— What to produce —
Your response should consist of every line below, reproduced without alteration.

[Data about app and page elements]
========

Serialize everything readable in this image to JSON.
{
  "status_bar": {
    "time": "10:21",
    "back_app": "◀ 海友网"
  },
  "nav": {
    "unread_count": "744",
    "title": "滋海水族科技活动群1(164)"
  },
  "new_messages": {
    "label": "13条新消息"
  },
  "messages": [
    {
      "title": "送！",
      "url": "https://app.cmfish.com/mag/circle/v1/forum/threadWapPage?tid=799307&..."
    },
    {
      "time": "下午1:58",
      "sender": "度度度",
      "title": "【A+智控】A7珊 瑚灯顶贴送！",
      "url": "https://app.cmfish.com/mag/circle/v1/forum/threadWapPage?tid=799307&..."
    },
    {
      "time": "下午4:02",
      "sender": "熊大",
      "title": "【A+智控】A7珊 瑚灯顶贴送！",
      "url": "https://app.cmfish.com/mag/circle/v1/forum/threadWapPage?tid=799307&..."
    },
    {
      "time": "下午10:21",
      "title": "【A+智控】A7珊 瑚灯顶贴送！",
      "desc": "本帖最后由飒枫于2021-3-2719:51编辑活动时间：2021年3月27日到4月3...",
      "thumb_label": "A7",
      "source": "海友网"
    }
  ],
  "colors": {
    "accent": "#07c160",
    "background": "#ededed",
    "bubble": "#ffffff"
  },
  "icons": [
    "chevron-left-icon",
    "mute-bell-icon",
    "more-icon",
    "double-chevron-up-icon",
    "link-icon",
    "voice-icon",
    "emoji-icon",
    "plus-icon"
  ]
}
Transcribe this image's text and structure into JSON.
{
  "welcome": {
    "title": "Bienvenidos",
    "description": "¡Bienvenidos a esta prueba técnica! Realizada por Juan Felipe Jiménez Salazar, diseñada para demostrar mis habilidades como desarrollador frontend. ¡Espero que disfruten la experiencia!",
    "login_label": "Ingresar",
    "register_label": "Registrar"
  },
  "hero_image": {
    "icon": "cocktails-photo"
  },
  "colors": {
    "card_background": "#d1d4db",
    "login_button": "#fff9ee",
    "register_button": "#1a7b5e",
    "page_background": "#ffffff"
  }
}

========

— Solution to the problem —
Serialize everything readable in this image to JSON.
{
  "status_bar": {
    "time": "10:21",
    "back_app": "◀ 海友网"
  },
  "nav": {
    "unread_count": "744",
    "title": "滋海水族科技活动群1(164)"
  },
  "new_messages": {
    "label": "13条新消息"
  },
  "messages": [
    {
      "title": "送！",
      "url": "https://app.cmfish.com/mag/circle/v1/forum/threadWapPage?tid=799307&..."
    },
    {
      "time": "下午1:58",
      "sender": "度度度",
      "title": "【A+智控】A7珊 瑚灯顶贴送！",
      "url": "https://app.cmfish.com/mag/circle/v1/forum/threadWapPage?tid=799307&..."
    },
    {
      "time": "下午4:02",
      "sender": "熊大",
      "title": "【A+智控】A7珊 瑚灯顶贴送！",
      "url": "https://app.cmfish.com/mag/circle/v1/forum/threadWapPage?tid=799307&..."
    },
    {
      "time": "下午10:21",
      "title": "【A+智控】A7珊 瑚灯顶贴送！",
      "desc": "本帖最后由飒枫于2021-3-2719:51编辑活动时间：2021年3月27日到4月3...",
      "thumb_label": "A7",
      "source": "海友网"
    }
  ],
  "colors": {
    "accent": "#07c160",
    "background": "#ededed",
    "bubble": "#ffffff"
  },
  "icons": [
    "chevron-left-icon",
    "mute-bell-icon",
    "more-icon",
    "double-chevron-up-icon",
    "link-icon",
    "voice-icon",
    "emoji-icon",
    "plus-icon"
  ]
}
Transcribe this image's text and structure into JSON.
{
  "welcome": {
    "title": "Bienvenidos",
    "description": "¡Bienvenidos a esta prueba técnica! Realizada por Juan Felipe Jiménez Salazar, diseñada para demostrar mis habilidades como desarrollador frontend. ¡Espero que disfruten la experiencia!",
    "login_label": "Ingresar",
    "register_label": "Registrar"
  },
  "hero_image": {
    "icon": "cocktails-photo"
  },
  "colors": {
    "card_background": "#d1d4db",
    "login_button": "#fff9ee",
    "register_button": "#1a7b5e",
    "page_background": "#ffffff"
  }
}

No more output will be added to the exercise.